• _About this exercise_
Images don't belong in the copy. Output the rest of the data exactly.

START Data provided

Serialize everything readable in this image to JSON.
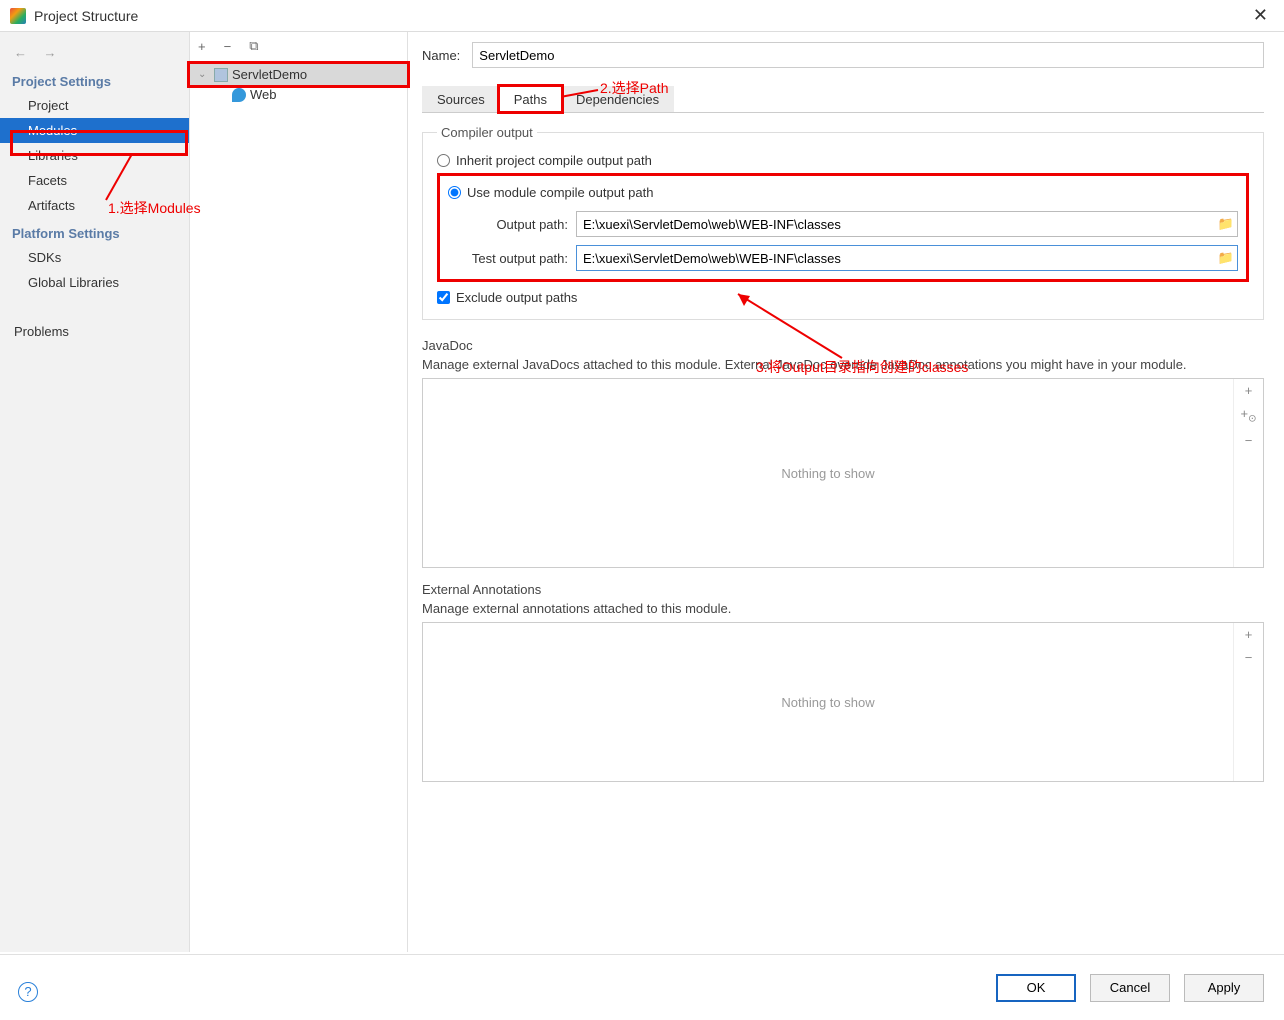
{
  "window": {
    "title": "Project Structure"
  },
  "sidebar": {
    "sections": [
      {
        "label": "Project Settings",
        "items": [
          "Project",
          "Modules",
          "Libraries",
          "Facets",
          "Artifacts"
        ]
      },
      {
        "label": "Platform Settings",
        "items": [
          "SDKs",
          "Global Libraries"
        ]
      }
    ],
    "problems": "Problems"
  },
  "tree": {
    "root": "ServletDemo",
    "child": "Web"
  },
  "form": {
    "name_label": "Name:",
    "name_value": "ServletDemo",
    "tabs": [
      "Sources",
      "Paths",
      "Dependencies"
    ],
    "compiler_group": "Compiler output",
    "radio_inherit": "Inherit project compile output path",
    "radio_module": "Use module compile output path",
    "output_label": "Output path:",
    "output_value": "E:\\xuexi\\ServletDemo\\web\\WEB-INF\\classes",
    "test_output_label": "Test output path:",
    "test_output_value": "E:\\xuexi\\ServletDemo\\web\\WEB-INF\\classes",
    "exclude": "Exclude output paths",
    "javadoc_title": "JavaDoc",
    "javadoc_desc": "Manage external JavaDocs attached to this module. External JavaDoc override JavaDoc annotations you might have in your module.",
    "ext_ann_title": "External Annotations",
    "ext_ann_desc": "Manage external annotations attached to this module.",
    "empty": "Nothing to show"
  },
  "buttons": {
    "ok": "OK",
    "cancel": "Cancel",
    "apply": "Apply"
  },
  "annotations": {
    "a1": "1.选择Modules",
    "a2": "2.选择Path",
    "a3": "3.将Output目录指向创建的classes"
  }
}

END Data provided

• _Solution to this exercise_
Serialize everything readable in this image to JSON.
{
  "window": {
    "title": "Project Structure"
  },
  "sidebar": {
    "sections": [
      {
        "label": "Project Settings",
        "items": [
          "Project",
          "Modules",
          "Libraries",
          "Facets",
          "Artifacts"
        ]
      },
      {
        "label": "Platform Settings",
        "items": [
          "SDKs",
          "Global Libraries"
        ]
      }
    ],
    "problems": "Problems"
  },
  "tree": {
    "root": "ServletDemo",
    "child": "Web"
  },
  "form": {
    "name_label": "Name:",
    "name_value": "ServletDemo",
    "tabs": [
      "Sources",
      "Paths",
      "Dependencies"
    ],
    "compiler_group": "Compiler output",
    "radio_inherit": "Inherit project compile output path",
    "radio_module": "Use module compile output path",
    "output_label": "Output path:",
    "output_value": "E:\\xuexi\\ServletDemo\\web\\WEB-INF\\classes",
    "test_output_label": "Test output path:",
    "test_output_value": "E:\\xuexi\\ServletDemo\\web\\WEB-INF\\classes",
    "exclude": "Exclude output paths",
    "javadoc_title": "JavaDoc",
    "javadoc_desc": "Manage external JavaDocs attached to this module. External JavaDoc override JavaDoc annotations you might have in your module.",
    "ext_ann_title": "External Annotations",
    "ext_ann_desc": "Manage external annotations attached to this module.",
    "empty": "Nothing to show"
  },
  "buttons": {
    "ok": "OK",
    "cancel": "Cancel",
    "apply": "Apply"
  },
  "annotations": {
    "a1": "1.选择Modules",
    "a2": "2.选择Path",
    "a3": "3.将Output目录指向创建的classes"
  }
}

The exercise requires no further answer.